Around Mount Hart are plenty of gorges to wander through, including Annie Creek Gorge and Mt Matthew Gorge. After departing the homestead and reaching the road junction with the Gibb River Road, the journey continues past Pat Malcolm Lookout and into flat plain country that changes to sheer-sided cliffs around the Napier Range, before you then divert south towards Windjana Gorge after 65km.
Image: Windjana Gorge at sunset is a stunning sight.
Windjana Gorge, a world-class geological monument, is a remnant of a 375-million-year-old reef that existed in the Devonian age, and is located 20km south from the turn off the Gibb River Road. Those who have the time can embark on the return walk along the gorge’s 3.5km length, which is well-shaded and can provide prime viewing spots for exposed freshwater crocodiles soaking up the sun. At the camping area there are showers, toilets, fireplaces and a public phone.
Day 12 - Windjana Gorge
From Windjana Gorge – which is an exceptional sight at both sunrise and sunset – it’s a 35km drive south to the miniscule Tunnel Creek National Park. Tunnel Creek is famous for the section of its winding course that cuts right through the base of the Napier Range, having eroded a path through the mountain over millennia.
Image: The walk through Tunnel Creek requires a strong headlamp.
The tunnel – which is the oldest cave system in Western Australia - is 750m long and between three and 12 metres in height, and the walk requires you to get wet. Take a powerful torch to get a glimpse of five different species of bat, and to keep an eye out for eyes in the water of freshwater crocodiles.
Day 13 - Windjana Gorge to Derby
The final leg of the journey takes you from the Napier Range back into flatter country, and only 8km in becomes sealed - though it does alternate at various points. Your path will cross with Birdwood Downs Station on the way to Derby, with the official end of the Gibb River Road arriving 119km after the turnoff to Windjana Gorge.
Image: The misunderstood Prison Boab Tree.
Before driving the remaining 5km to the township of Derby along the Derby Highway, take a slight detour to cast your eyes on the iconic Prison Boab Tree. A 1,500-year-old boab with an immense girth, the mythology of the tree surrounds its use in the late 1800s as a holding cell for Aboriginal prisoners on their way to Derby for sentencing – a narrative which has been dismissed by anthropological experts of the area.

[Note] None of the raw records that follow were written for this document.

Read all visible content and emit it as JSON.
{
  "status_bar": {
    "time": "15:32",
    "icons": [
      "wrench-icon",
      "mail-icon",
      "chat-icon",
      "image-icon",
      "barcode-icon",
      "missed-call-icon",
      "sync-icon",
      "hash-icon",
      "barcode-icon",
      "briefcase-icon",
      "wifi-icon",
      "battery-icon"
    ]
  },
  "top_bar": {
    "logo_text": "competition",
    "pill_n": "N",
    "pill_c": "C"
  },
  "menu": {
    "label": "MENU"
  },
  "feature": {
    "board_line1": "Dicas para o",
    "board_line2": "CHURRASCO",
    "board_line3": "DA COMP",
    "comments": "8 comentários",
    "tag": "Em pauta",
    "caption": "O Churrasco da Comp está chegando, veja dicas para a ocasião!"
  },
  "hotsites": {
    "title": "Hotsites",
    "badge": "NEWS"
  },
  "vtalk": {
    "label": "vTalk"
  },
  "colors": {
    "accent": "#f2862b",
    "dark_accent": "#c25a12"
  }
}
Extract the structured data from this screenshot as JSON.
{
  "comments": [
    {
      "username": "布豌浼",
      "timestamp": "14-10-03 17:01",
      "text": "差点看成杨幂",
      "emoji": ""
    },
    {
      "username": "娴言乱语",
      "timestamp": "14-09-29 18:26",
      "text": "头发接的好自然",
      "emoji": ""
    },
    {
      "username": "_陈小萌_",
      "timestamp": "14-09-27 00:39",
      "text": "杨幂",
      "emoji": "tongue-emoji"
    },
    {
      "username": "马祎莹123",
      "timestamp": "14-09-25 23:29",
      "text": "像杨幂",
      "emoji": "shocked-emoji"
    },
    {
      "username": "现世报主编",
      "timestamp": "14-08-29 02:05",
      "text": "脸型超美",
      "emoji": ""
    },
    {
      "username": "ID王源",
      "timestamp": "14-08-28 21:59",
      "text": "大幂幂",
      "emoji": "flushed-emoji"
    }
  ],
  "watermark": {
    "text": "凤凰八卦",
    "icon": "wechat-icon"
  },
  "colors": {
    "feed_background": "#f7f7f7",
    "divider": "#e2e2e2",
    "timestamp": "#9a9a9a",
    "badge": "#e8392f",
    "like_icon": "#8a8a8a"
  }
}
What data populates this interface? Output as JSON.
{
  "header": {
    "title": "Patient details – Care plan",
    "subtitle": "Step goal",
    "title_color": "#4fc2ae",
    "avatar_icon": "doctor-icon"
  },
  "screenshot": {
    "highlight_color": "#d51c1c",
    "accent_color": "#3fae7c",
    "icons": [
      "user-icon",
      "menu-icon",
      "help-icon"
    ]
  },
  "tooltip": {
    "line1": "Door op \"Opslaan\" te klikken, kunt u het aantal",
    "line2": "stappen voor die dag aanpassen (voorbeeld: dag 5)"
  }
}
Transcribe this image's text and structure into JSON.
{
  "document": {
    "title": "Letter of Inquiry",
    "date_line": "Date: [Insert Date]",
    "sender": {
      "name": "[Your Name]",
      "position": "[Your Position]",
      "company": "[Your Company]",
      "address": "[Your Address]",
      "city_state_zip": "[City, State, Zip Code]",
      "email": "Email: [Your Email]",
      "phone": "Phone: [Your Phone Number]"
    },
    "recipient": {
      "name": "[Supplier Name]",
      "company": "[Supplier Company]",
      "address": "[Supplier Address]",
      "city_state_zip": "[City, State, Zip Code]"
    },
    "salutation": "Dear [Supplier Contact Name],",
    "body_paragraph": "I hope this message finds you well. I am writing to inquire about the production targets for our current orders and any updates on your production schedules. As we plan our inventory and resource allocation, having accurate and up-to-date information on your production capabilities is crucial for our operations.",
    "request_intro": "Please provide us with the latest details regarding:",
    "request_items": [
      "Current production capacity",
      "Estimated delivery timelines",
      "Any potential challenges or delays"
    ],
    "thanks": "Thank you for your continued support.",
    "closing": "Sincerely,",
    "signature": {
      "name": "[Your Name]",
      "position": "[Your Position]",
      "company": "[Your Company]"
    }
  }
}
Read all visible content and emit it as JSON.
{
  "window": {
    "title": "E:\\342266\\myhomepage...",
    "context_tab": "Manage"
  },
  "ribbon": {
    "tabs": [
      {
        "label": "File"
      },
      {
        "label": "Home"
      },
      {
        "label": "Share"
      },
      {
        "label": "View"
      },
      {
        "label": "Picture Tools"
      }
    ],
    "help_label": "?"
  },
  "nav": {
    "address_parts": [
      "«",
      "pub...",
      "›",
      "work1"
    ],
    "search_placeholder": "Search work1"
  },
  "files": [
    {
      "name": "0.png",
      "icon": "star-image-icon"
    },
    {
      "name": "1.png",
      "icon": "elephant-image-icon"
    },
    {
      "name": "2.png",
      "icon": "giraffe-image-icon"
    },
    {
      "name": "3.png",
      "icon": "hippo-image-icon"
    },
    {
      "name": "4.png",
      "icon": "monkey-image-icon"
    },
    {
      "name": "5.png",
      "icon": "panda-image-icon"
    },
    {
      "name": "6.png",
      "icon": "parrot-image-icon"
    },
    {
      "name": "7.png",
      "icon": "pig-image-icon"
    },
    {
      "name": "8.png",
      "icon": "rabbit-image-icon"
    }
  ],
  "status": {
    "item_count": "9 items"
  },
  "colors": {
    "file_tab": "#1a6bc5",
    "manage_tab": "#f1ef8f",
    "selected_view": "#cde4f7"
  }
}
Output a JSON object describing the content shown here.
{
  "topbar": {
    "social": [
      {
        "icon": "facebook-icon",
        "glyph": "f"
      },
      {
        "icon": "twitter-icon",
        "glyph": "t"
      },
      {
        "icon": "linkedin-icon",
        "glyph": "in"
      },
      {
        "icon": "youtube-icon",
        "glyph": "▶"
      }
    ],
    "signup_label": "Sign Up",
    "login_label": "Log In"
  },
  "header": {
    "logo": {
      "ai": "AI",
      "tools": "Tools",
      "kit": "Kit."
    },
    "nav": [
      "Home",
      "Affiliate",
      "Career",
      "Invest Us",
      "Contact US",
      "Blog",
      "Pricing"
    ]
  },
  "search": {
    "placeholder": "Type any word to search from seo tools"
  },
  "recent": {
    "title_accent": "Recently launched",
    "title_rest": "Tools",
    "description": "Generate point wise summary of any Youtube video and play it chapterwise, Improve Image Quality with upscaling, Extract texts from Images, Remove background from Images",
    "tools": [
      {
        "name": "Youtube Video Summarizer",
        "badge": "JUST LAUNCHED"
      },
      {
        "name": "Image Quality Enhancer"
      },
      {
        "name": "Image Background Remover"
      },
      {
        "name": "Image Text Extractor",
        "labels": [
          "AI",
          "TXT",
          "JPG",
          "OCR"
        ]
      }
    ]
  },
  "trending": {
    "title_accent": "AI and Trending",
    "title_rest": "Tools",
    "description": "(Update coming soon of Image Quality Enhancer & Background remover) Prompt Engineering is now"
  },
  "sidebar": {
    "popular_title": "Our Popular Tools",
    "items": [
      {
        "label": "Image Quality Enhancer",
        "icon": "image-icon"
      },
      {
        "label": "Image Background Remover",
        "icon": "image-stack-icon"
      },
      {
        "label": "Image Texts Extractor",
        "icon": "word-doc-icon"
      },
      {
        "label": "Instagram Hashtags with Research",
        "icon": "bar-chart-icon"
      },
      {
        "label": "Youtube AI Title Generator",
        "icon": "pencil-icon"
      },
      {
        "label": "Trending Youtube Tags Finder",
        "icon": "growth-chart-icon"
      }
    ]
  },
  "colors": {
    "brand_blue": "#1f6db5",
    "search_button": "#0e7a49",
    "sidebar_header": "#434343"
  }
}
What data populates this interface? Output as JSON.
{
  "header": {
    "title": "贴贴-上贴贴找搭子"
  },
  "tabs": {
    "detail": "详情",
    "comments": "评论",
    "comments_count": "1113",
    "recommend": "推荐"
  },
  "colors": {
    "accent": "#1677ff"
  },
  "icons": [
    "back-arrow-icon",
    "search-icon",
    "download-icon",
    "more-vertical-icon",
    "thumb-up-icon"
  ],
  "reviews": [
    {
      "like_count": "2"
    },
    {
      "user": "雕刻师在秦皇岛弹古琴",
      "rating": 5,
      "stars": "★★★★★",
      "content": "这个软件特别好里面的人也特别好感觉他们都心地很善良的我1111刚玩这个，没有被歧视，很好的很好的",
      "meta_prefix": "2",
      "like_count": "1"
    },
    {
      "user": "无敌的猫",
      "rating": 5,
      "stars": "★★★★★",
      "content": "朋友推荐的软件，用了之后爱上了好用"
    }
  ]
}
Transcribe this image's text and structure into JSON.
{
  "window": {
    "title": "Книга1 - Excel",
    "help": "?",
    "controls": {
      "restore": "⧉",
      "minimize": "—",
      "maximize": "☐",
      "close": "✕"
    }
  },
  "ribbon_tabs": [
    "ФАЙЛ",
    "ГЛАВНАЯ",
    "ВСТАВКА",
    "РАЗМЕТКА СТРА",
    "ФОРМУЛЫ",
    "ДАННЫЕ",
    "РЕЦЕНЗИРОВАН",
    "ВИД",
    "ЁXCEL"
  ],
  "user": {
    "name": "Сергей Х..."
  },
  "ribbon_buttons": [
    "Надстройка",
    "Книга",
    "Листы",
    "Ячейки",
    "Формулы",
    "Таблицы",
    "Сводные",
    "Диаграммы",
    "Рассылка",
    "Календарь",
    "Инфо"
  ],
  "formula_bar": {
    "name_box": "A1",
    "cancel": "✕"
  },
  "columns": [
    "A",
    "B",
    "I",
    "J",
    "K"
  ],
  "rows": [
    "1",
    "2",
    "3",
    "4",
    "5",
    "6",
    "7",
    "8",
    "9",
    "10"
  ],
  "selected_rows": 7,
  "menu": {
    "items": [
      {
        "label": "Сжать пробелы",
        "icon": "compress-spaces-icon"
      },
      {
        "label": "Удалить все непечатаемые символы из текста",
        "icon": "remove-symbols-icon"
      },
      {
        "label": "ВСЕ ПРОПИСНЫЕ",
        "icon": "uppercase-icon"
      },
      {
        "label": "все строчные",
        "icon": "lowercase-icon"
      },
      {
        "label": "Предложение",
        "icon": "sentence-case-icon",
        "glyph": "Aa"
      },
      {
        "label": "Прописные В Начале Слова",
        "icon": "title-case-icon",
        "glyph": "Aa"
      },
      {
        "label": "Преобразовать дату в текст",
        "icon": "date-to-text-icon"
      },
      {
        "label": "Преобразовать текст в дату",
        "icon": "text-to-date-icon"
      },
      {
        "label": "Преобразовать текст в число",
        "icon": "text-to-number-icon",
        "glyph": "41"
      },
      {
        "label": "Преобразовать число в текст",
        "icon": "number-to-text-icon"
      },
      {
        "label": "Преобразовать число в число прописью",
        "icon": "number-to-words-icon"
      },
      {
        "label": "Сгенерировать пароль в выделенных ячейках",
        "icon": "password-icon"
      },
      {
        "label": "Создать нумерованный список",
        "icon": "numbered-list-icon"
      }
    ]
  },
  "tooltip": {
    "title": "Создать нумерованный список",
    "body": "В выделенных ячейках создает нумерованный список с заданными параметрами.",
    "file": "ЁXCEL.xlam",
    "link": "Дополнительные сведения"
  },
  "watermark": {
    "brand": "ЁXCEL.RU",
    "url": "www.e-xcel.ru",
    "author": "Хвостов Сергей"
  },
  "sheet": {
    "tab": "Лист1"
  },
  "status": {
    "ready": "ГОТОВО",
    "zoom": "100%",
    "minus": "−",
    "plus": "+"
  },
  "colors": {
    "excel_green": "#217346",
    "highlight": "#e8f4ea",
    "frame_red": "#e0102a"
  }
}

Day 14 - Derby to Broome
The drive from Derby to Broome is a straightforward affair, taking 220km and under three hours of driving at highway speeds. Broome is a melting pot of culture that manages to retain its character despite the transient population of tourists and travellers: home to a hipster café culture, an iconic Chinatown, a famous coastline and a rich history (both recent and ancient), it’s a town that satisfies all-comers.
While in Broome, check out the fire-and-ice contrast of Roebuck Bay’s riparian zone, the town’s engrossing museum or the Broome Bird Observatory, and try to get down to Cable Beach at sunset with a cheese platter and some cold drinks to catch a spectacular natural light show. For those with time, a trip to Cape Leveque is a must - the peninsula’s stunning clash of Outback reds and classic WA coastline are a unique visual feast that just so happen to be embedded in a remote off-road adventure.